The Reserve Bank says the risks to the financial system from the current overheating house market may be actually greater than those posed by the pre-global financial crisis housing boom.
Deputy Governor Grant Spencer said the RBNZ was 'seriously considering' the use of macro-prudential tools to help moderate house price inflation pressures. See here for our articles on macro-prudential tools.
"In the pre-GFC housing boom, with hindsight and with the macro-prudential framework we now have, we would most likely have applied macro-prudential instruments with the aim of reducing systemic risk," Spencer said in a speech today to Business New Zealand.
"In the current situation, with house prices and household debt ratios starting from much higher levels, and with interest rates at historically low levels, the risks to financial stability may well be greater,” he said.

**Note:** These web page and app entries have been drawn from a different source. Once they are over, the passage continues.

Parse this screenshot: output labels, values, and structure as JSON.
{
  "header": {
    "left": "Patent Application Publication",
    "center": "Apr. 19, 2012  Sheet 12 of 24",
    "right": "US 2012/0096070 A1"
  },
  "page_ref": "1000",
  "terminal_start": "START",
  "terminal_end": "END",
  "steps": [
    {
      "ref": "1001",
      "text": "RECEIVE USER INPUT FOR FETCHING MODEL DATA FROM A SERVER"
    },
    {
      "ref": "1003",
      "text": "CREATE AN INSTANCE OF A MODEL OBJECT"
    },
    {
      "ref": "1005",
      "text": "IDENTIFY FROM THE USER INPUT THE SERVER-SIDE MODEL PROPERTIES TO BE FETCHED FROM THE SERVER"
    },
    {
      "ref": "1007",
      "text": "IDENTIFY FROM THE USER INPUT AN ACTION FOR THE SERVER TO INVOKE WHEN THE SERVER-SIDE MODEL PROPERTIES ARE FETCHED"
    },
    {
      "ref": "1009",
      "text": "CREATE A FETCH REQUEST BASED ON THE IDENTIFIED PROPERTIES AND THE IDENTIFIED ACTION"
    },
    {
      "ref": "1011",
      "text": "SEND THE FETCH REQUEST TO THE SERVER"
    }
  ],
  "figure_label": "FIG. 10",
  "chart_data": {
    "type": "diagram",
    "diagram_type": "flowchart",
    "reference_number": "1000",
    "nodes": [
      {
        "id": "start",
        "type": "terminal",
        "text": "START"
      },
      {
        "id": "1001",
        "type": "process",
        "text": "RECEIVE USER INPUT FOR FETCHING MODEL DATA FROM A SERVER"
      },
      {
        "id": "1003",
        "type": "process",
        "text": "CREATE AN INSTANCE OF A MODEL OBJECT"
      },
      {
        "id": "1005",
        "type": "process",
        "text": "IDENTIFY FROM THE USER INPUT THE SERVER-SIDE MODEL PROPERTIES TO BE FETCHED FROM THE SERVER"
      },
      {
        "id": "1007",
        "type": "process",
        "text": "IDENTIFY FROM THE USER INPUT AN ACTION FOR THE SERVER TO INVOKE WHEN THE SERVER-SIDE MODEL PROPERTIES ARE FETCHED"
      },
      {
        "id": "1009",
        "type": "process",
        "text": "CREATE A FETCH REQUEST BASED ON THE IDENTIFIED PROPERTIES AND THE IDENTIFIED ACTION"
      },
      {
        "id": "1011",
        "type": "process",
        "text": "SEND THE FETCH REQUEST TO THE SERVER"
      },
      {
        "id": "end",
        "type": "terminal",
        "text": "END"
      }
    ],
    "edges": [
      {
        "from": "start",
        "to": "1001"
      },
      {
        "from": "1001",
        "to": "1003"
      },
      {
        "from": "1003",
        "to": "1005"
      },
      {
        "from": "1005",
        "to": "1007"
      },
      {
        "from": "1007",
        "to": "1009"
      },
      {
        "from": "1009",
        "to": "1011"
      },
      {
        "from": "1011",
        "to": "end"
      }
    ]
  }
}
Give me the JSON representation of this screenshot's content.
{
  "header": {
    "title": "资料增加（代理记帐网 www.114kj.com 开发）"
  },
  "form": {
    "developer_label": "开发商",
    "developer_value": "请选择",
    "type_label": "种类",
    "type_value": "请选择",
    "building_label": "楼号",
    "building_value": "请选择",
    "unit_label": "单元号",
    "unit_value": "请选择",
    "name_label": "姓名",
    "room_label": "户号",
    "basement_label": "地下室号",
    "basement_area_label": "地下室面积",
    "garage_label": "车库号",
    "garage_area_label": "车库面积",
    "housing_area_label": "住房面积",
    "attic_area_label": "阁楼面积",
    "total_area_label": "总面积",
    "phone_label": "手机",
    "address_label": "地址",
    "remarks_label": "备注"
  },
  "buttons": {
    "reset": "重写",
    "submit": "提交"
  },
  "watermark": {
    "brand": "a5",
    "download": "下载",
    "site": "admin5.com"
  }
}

Spencer said that of the four macro-prudential tools available, the loan-to-value-ratio (LVR) instrument "is the one with the best scope to dampen the current strong demand for housing, as well as reducing the risk to bank balance sheets".
Earlier the RBNZ had appeared not to favour using controls on high LVRs. However, in a recent speech RBNZ Governor Graeme Wheeler strongly hinted that the bank might after all look to apply such limits. The language from the RBNZ has gradually got stronger on the subject since. But to this point the bank has stopped short of saying when such controls might be introduced. And Spencer's speech today gave no greater clues.
Macro-prudential policy is intended to be used as needed, to reduce significant but transitory risks affecting the broad financial system.
Spencer said that in the central bank's view the strength of housing and credit demand in New Zealand was not being fully reflected in the aggregate credit data.
"Total outstanding mortgage credit growth is increasing but still at lower rates – of around 5% to 6% per annum – than in the previous boom," he said.
"However these growth rates are net of debt repayments, which have been significantly higher in the years since the GFC.
"New mortgage approvals and loans have been growing at a faster rate and are now comparable with the pre-GFC peak levels.
"The value of house sales is now also near the 2006-07 peak levels," Spencer said.
These trends would not be of real concern If house prices and debt were rising from depressed levels, he said.
"However the current house price and debt trends are on top of already high base levels – both by historical and international standards."
He said New Zealand had the fifth-highest house price overvaluation, relative to incomes, in the OECD.
"The further house prices are stretched, the more likely it is we will see a disruptive downward correction at some point in the future.
"While the banks’ balance sheets are currently in good shape with strong capital and liquidity buffers, such a correction could be very damaging if combined with a serious economic or financial shock to New Zealand.
"With some slack still in the economy, housing cannot yet be described as a threat to overall inflation. Higher interest rates are not the right policy response at this time," Spencer said.
While limited house supply is at the heart of the problem, strong demand supported by easy credit is underpinning the rapid escalation of house prices, Spencer said.
“The new macro-prudential policy framework has been developed to address just this kind of macro-financial imbalance. The Reserve Bank is therefore seriously considering the use of macro-prudential policy,” he said.
The four potential macro-prudential instruments included in a Memorandum of Understanding between the Reserve Bank and the Minister of Finance all work in quite different ways to reduce financial system risk.
“While we believe that LVR restrictions could have significant benefits in terms of reducing systemic risk in the housing market, they are not a panacea.
We know that LVR restrictions could introduce market distortions. However, we need to assess inefficiencies against the potentially significant economic and financial damage that could result from a housing boom that ends in a severe housing downturn.
“While macro-prudential policy measures might make credit less accessible for a period, they should help to make house prices more affordable in the longer term,” Spencer said.